*Task description:*
The exercise calls for the lines from the one containing "Transcribe this image's" to the end of the data below to be output exactly, pictures excluded.

*Provided data:*
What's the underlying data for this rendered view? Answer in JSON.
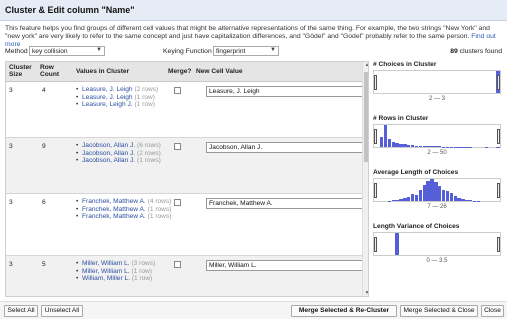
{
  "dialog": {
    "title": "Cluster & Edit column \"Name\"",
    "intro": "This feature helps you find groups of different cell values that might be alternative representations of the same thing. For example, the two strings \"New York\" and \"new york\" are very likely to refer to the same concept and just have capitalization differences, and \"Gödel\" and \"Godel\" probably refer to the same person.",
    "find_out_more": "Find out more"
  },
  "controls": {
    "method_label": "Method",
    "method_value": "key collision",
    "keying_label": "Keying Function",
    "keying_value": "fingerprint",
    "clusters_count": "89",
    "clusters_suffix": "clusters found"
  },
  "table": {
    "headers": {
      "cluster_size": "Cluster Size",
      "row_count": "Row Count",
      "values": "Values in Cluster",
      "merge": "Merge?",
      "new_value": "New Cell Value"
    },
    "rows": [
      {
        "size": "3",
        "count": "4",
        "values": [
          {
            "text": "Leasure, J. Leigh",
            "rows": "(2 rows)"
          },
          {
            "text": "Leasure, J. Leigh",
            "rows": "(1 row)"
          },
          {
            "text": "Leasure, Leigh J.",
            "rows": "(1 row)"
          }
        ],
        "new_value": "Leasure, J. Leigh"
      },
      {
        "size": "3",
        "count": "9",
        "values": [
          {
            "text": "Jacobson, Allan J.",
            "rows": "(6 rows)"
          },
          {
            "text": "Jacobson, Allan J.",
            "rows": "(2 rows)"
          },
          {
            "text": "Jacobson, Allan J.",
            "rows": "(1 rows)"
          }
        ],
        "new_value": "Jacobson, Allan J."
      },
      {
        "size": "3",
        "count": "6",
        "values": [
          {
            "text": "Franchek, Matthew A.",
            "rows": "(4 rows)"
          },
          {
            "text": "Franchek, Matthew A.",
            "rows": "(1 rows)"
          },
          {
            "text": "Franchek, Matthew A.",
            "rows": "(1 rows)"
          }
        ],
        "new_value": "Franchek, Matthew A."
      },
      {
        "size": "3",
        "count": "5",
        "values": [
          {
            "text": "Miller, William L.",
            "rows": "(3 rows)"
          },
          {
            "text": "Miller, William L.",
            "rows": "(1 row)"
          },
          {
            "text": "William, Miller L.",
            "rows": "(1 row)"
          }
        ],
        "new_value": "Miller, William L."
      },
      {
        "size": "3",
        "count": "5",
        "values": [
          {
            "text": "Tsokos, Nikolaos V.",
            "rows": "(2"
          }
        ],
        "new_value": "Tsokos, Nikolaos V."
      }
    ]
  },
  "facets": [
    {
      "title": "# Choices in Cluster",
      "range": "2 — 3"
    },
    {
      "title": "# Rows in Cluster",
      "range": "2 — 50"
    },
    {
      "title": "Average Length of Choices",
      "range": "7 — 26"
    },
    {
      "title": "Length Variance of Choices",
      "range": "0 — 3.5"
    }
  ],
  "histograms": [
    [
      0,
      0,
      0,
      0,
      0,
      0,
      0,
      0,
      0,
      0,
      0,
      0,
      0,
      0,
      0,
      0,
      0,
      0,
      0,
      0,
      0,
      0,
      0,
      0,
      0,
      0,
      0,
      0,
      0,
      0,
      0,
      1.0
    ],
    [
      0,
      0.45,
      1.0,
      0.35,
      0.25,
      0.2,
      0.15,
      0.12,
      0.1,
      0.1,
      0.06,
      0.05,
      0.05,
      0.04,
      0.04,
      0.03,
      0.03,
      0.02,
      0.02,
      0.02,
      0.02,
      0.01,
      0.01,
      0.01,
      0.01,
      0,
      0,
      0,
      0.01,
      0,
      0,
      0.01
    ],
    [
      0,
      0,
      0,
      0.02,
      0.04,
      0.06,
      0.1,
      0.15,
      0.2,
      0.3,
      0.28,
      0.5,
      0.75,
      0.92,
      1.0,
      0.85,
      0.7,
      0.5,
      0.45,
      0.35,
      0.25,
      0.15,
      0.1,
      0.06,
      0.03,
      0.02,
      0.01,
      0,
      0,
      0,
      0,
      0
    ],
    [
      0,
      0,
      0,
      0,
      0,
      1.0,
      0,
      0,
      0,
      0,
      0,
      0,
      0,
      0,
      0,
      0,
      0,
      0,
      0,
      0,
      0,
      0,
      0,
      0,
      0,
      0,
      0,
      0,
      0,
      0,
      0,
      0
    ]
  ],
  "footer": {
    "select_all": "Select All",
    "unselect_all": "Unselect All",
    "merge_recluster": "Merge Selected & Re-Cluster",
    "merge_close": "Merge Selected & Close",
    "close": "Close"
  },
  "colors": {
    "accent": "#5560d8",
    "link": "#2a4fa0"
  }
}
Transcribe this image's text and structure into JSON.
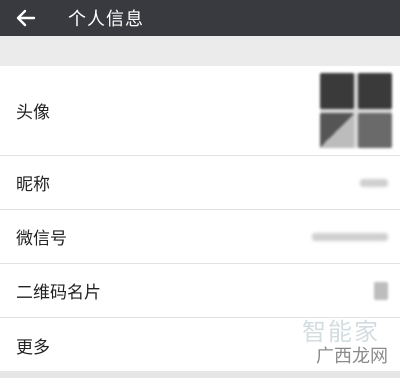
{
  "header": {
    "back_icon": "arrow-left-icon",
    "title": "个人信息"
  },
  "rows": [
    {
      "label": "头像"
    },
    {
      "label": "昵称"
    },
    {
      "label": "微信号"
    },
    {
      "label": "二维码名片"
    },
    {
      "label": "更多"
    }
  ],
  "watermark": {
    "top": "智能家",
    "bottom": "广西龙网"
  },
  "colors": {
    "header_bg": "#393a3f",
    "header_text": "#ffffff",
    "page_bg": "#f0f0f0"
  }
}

*Response box:*
Transcribe this image's text and structure into JSON.
{
  "header": {
    "back_icon": "arrow-left-icon",
    "title": "个人信息"
  },
  "rows": [
    {
      "label": "头像"
    },
    {
      "label": "昵称"
    },
    {
      "label": "微信号"
    },
    {
      "label": "二维码名片"
    },
    {
      "label": "更多"
    }
  ],
  "watermark": {
    "top": "智能家",
    "bottom": "广西龙网"
  },
  "colors": {
    "header_bg": "#393a3f",
    "header_text": "#ffffff",
    "page_bg": "#f0f0f0"
  }
}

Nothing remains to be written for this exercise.